My next investment plan is to buy this for the classroom; it only needs half an hour or so to play it, and will be worth having for those lessons which need some light relief!
The woes of the UK High Street had begun long before the Credit Crunch and recession. It seems that a combination of factors (think PEST analysis) have combined to create the difficulties that are squeezing this traditional sector of business activity. Nobody has the answers to saving the High Street, but Mary “Queen of Shops” Portas has given it a go.
Why not try this exercise for yourself?
Firstly, use a form a marketing analysis like PEST or the Porters’ 5 Forces model to identify where the problems lie.

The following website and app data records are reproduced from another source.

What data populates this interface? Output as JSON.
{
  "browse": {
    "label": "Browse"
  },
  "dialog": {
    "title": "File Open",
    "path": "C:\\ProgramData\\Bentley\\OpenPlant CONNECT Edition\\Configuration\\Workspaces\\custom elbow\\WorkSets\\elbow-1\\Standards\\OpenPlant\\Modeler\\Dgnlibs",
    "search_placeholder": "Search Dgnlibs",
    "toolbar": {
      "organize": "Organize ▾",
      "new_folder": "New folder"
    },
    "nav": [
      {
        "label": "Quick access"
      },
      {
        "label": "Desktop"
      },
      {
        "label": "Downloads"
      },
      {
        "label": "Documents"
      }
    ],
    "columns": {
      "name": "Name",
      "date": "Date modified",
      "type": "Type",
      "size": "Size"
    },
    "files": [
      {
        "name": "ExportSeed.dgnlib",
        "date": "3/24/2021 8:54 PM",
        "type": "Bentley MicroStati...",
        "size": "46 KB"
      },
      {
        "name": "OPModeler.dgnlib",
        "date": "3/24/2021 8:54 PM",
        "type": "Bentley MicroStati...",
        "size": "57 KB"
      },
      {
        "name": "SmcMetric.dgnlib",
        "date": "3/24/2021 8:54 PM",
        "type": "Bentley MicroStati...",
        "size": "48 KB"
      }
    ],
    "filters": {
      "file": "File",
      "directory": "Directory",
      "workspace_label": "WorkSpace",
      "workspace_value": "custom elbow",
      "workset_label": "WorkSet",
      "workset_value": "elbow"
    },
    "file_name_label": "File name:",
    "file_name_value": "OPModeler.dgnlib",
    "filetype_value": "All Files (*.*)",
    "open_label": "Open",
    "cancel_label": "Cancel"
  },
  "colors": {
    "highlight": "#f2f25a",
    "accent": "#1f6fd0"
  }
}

Secondly, make 3 recommendations to either firms or governments as to how they might resist the decline (there’s some background here to help). Then read on…read more...»
Born into poverty; can’t spell for toffee; no qualifications. So why is this serial entrepreneur a multi-millionaire?read more...»
I just love the regular series in the Telegraph in which business questions are answered by John Timpson, the Chairman of retail group Timpson. Here is yet another superb selection of three problems solved!read more...»
This is classic business studies news article, packed full with learning for students!
‘Need a Cake’ is a small business in Reading owned by Rachel Brown, who has been in the baking business for 25 years and simply loves making and decorating cakes. Her website says “I can never remember a time, even as a child, when I did not enjoy creating innovative cakes.” The business employs eight people, and normal production is around 100 cakes a month. Mrs Brown thought she would like to try expanding a little, and decided to offer online vouchers for a discount deal in order to drum up some new customers - with disastrous results.read more...»
I enjoyed watching this programme last night in which Peter Jones investigated Michelle Mone, founder of Ultimo, and Richard Reed, co-founder of Innocent in order to find out ‘How we made our millions’. The programme looked at their very different characters as Peter discussed with them their childhoods, studied their business models, asked staff what they are like to work for, and considered what it was that drove them to be entrepreneurs.read more...»
A huge hat-tip to Debbie Gordon for spotting and recommending this 20 minute TED talk from Cameron Herold. The subject is simple - how do we teach children to be entrepreneurs? Show it to your students and see what their response is.read more...»
Entries are now being accepted for the student enterprise competition being run at EntrepreneursLIVE! 2011 (London 14 Nov | Birmingham 15 Nov | Manchester 16 Nov). This year we’re delighted to partner with Moma Foods to set a breakfast food challenge! Details below and best wishes to all the student teams who enter for the three events. Last year we had some great pitches for the fast food challenge - we’re sure that 2011 will be just as good…read more...»